_Working data_:
>>>

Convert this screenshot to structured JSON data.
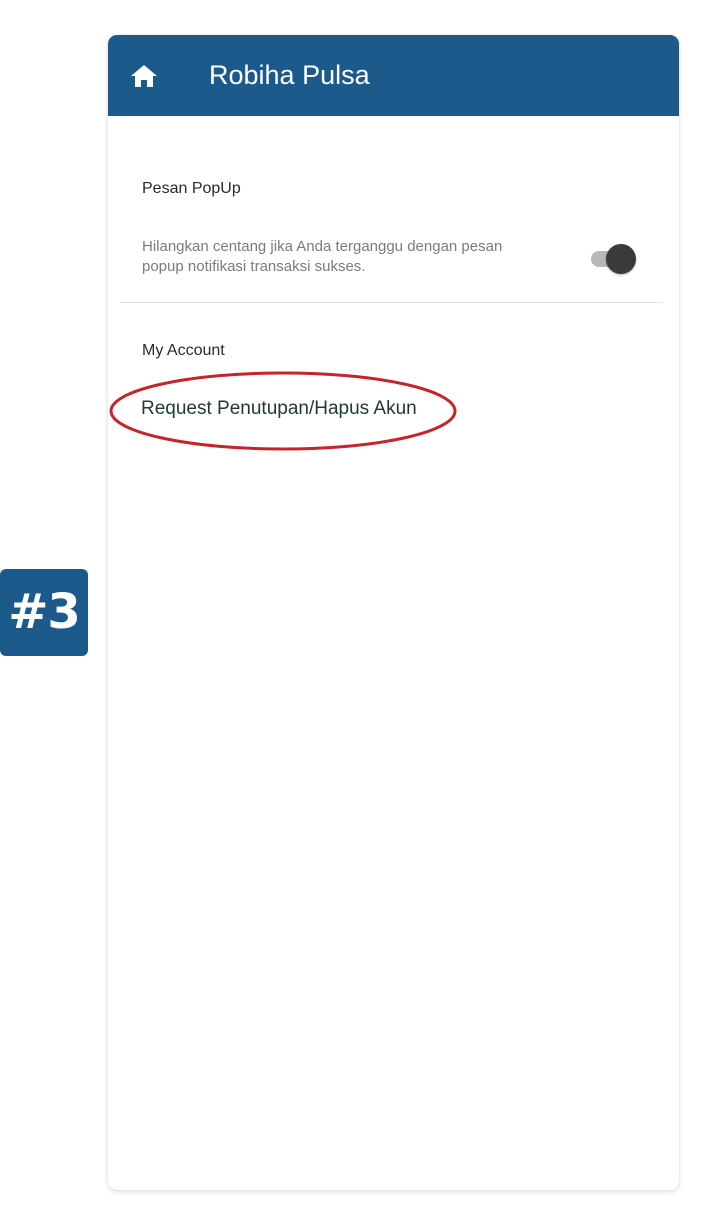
{
  "step_badge": {
    "label": "#3"
  },
  "app_bar": {
    "title": "Robiha Pulsa",
    "home_icon": "home-icon",
    "color": "#1d5a8c"
  },
  "popup_section": {
    "title": "Pesan PopUp",
    "description": "Hilangkan centang jika Anda terganggu dengan pesan popup notifikasi transaksi sukses.",
    "toggle_state": "on"
  },
  "account_section": {
    "title": "My Account",
    "request_link": "Request Penutupan/Hapus Akun"
  },
  "annotation": {
    "highlight_color": "#c4252c"
  }
}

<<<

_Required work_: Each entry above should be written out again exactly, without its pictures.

_Exercise output_:
Convert this screenshot to structured JSON data.
{
  "step_badge": {
    "label": "#3"
  },
  "app_bar": {
    "title": "Robiha Pulsa",
    "home_icon": "home-icon",
    "color": "#1d5a8c"
  },
  "popup_section": {
    "title": "Pesan PopUp",
    "description": "Hilangkan centang jika Anda terganggu dengan pesan popup notifikasi transaksi sukses.",
    "toggle_state": "on"
  },
  "account_section": {
    "title": "My Account",
    "request_link": "Request Penutupan/Hapus Akun"
  },
  "annotation": {
    "highlight_color": "#c4252c"
  }
}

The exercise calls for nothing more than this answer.